Records from a data source:
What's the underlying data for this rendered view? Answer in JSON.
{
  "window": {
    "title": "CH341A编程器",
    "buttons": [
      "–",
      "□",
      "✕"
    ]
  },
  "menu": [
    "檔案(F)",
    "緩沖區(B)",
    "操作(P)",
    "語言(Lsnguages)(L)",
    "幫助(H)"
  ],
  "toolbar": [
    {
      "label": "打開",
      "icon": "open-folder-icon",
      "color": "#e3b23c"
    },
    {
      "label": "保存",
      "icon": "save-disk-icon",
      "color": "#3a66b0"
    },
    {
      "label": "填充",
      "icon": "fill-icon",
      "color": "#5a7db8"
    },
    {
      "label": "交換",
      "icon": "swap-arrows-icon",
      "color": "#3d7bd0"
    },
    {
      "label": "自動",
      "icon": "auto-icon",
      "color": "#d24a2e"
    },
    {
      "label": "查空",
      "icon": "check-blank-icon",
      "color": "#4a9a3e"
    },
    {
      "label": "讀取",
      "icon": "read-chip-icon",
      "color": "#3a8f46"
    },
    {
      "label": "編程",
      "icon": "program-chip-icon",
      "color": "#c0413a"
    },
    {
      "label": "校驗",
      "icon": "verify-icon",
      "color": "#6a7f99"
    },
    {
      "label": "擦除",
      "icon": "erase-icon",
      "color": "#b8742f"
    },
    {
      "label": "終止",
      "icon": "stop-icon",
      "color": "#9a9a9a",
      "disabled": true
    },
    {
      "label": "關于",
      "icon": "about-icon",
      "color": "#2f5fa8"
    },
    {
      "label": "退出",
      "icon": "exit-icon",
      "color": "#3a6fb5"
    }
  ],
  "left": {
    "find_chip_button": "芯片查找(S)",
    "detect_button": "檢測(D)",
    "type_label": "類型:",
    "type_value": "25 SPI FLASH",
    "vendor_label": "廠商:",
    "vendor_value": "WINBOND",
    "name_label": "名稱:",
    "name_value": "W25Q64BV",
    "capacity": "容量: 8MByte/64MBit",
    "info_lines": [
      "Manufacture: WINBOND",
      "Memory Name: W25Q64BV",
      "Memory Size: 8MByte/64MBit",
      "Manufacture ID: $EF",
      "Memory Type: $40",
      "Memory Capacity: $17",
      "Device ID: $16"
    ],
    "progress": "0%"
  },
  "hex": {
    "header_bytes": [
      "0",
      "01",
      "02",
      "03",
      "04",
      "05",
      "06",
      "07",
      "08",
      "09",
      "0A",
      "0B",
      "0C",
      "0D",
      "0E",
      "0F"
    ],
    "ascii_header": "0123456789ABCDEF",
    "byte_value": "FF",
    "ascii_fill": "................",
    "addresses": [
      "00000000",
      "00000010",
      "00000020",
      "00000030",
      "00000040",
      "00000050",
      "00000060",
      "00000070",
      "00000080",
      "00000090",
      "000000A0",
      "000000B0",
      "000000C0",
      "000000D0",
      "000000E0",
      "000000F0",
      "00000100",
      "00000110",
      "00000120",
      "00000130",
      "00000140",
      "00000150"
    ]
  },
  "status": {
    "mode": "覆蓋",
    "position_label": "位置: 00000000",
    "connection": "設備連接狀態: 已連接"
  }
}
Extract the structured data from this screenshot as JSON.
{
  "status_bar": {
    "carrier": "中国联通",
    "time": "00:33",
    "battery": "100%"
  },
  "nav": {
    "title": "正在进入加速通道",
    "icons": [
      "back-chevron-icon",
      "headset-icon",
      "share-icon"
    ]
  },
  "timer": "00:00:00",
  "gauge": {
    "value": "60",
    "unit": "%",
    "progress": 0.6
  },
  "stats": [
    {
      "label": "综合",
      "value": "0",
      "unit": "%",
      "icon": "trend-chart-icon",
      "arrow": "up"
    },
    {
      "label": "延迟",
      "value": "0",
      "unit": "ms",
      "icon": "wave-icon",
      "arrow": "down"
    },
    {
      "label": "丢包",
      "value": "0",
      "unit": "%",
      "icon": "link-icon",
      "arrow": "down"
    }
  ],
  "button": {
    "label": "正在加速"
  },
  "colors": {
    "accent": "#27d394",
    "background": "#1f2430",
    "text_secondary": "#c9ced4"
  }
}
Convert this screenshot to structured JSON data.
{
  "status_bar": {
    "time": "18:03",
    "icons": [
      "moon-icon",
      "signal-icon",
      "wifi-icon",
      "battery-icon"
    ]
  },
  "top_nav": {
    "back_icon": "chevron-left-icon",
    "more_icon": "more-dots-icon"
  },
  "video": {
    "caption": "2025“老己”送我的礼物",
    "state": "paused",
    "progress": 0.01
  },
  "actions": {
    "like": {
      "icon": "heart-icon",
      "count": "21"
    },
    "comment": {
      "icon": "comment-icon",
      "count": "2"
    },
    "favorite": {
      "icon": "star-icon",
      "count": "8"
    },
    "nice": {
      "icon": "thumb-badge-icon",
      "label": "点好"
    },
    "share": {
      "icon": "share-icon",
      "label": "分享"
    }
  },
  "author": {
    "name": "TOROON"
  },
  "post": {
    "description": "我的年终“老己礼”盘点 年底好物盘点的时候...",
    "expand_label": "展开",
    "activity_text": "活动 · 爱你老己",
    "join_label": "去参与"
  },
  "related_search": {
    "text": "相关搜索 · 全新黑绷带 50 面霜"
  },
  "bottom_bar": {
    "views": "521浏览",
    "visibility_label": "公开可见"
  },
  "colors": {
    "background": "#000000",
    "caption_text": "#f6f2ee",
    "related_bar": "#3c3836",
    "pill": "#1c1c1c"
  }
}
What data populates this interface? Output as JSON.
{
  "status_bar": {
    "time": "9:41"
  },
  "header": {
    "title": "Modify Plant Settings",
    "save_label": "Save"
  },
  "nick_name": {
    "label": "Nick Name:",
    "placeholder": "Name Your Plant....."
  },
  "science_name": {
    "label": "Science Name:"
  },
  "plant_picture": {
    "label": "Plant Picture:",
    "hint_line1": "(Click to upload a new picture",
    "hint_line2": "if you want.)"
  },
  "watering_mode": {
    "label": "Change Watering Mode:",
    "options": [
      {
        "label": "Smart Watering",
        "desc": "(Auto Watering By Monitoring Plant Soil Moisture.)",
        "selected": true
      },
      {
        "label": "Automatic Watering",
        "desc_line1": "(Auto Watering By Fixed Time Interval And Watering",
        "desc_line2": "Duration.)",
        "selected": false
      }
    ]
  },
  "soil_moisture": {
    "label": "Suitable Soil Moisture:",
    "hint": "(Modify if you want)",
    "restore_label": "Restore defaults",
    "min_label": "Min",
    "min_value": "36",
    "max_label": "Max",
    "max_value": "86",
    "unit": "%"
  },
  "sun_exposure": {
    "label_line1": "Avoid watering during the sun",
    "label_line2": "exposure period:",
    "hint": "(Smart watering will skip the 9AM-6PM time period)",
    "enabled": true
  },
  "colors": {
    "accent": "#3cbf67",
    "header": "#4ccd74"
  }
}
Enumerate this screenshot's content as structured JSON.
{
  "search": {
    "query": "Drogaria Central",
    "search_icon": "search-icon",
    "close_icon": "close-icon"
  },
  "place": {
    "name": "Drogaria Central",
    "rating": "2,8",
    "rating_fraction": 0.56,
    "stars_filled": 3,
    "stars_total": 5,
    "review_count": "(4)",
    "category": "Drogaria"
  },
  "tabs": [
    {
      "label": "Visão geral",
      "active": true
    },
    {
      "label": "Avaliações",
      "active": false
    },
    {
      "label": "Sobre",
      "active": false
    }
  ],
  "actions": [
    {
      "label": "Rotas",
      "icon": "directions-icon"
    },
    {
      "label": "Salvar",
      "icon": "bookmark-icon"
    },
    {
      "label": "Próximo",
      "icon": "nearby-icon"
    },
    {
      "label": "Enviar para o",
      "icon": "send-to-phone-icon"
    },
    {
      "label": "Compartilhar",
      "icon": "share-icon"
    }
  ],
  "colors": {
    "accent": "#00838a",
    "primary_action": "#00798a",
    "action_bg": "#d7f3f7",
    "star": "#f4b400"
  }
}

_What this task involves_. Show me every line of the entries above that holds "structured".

_Exercise result_.
Extract the structured data from this screenshot as JSON.
Convert this screenshot to structured JSON data.
Enumerate this screenshot's content as structured JSON.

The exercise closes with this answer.